So, I had rich experiences both with American, European and Latino tourists and alone at several "must see" places (Cusco, Uyuni, Canyon de Colca, Mendoza vineyards) but there were also many of "must see" sites that I passed nearby and skipped (Valle de Luna en Atacama, Chile, jungles in Peru and Bolivia, plane trip over Nasca lines) because I either wanted to preserve cash or just hang out with some people around me. I'm not the first person to suggest that travel is precisely a wonderful opportunity to practice letting go of the idea that we "must see" or "must do" anything and getting in touch with doing the right thing for any particular moment. Nonetheless, those "must see" lists in the guidebooks are great indications of options!
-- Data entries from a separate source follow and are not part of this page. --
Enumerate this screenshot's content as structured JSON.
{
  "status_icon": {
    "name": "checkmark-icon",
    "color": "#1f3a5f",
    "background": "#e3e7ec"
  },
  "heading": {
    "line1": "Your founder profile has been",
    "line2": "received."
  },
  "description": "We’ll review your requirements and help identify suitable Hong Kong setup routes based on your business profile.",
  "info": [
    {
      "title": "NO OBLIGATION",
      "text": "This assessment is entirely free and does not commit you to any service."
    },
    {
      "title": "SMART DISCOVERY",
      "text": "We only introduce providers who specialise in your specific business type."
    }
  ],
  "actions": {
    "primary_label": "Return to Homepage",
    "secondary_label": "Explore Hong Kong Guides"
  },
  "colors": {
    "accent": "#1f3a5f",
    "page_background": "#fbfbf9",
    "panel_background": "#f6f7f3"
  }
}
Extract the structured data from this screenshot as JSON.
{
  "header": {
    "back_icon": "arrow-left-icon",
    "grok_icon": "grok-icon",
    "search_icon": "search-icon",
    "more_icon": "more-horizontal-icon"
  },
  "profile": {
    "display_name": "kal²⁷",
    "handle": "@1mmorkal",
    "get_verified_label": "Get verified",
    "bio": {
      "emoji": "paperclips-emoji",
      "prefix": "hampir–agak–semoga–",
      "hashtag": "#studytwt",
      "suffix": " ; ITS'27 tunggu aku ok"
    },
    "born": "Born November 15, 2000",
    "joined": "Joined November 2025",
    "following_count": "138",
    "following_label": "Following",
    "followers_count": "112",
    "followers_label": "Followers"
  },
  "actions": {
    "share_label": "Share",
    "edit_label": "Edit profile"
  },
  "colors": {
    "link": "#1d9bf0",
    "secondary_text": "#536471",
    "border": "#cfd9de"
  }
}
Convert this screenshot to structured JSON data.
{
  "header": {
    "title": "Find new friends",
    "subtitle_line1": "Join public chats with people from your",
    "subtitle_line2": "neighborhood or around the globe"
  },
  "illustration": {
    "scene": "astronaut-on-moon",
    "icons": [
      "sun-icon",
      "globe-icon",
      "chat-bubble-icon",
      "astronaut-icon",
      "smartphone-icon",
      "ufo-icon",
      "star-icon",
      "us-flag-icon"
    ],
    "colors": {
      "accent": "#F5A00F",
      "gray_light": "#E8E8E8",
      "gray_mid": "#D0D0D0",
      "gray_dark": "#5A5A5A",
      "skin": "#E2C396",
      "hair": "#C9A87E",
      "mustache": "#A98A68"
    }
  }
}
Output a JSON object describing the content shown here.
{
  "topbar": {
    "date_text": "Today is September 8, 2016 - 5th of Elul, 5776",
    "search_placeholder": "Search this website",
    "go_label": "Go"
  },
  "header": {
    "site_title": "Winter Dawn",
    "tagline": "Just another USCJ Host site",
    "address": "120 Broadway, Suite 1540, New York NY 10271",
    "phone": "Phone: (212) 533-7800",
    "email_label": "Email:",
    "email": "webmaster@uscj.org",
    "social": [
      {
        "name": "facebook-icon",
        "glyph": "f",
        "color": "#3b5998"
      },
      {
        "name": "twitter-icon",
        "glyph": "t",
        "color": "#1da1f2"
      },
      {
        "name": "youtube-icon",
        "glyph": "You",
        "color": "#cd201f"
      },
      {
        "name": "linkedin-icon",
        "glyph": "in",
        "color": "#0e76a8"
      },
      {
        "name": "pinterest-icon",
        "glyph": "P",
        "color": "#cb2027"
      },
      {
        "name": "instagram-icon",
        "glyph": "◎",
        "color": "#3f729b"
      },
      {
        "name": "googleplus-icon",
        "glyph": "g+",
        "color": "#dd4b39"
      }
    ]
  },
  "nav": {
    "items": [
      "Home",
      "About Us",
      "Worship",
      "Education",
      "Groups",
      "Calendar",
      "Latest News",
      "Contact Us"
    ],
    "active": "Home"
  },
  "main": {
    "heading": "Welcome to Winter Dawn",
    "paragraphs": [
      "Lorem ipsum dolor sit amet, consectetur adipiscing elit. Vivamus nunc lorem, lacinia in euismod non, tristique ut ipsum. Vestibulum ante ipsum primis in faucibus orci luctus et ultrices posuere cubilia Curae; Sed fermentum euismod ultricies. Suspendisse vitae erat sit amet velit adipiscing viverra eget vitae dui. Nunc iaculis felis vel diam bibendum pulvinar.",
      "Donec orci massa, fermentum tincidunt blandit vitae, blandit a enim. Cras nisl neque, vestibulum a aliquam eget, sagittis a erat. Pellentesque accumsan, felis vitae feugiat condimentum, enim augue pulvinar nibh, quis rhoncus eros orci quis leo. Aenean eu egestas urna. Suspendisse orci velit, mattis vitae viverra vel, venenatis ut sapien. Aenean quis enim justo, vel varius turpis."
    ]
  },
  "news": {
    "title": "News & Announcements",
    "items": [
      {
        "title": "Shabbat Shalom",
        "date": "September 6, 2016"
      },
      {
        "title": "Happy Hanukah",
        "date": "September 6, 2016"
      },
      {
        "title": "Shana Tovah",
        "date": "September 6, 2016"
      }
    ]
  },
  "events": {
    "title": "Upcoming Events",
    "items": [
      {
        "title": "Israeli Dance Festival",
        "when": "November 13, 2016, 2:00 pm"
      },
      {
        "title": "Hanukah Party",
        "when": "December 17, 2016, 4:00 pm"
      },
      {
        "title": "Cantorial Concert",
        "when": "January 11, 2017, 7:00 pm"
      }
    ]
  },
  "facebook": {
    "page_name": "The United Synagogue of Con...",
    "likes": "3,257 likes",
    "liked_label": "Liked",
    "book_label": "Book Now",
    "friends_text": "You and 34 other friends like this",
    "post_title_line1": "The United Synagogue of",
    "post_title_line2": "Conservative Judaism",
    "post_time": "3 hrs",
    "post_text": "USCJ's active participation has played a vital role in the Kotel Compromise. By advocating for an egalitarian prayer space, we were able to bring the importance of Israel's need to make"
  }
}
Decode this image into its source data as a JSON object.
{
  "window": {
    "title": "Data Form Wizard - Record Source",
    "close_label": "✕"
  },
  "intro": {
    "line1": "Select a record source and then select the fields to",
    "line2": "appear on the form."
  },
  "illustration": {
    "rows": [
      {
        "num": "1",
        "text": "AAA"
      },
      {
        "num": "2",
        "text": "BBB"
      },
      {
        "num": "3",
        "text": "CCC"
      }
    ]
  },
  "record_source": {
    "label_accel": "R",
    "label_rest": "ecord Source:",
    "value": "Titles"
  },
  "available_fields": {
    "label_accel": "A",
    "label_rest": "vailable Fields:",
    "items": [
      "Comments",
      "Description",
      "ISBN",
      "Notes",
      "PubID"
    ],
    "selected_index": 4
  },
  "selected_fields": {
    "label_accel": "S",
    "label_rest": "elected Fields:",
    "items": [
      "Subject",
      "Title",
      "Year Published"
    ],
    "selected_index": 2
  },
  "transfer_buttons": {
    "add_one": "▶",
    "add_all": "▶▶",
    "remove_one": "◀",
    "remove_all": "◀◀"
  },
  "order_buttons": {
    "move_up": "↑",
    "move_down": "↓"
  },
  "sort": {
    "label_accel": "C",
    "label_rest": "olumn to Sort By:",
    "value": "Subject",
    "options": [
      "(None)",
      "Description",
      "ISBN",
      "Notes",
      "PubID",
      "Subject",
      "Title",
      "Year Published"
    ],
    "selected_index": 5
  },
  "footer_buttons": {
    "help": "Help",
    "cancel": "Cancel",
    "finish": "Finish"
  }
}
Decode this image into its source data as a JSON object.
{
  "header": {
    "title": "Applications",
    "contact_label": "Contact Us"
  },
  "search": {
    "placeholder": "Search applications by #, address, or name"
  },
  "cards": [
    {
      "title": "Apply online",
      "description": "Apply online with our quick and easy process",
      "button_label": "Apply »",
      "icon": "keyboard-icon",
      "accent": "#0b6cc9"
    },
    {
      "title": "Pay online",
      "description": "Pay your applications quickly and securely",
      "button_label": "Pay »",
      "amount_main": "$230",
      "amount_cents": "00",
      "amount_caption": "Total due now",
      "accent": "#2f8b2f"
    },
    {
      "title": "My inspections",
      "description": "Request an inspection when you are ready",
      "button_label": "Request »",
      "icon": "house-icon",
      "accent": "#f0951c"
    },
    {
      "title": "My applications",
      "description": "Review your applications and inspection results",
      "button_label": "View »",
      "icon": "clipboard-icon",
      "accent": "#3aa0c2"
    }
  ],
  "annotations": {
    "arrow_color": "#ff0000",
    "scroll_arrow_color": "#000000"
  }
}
My memories of Uyuni are: an American tourist in our tour group who complained non-stop, bonding about indie rock with an American who was volunteering in Cocha , getting accustomed to tough elements and living from a backpack, chewing coca leaves with a bloody nose... oh yeah and some really unique and amazingly beautiful sites. The fact that it was really early in my trip shaped my experience at Uyuni, too. During the first 4 or 5 months of traveling, I did all my "on the road" time with others and I spent most of my time staying in places where I knew people (Cocha for 1 month, Buenos Aires for 2 months and Merlo, San Luis, Argentina for 1 month).
After that, I didn't stay put and I was on my own, except for fleeting hours, days or weeks when I met up with some person or group only to part again. I would agree with Potts that traveling with others is good practice, but only once you are really slapped in the face with the gorgeous burden of having to decide for yourself every minute what you want to do or don't want to do without having to consult anyone else or worry about what others will think, does the real transformation take place. Being alone also makes it much easier to meet locals, too.
Posted by Ari Pliskin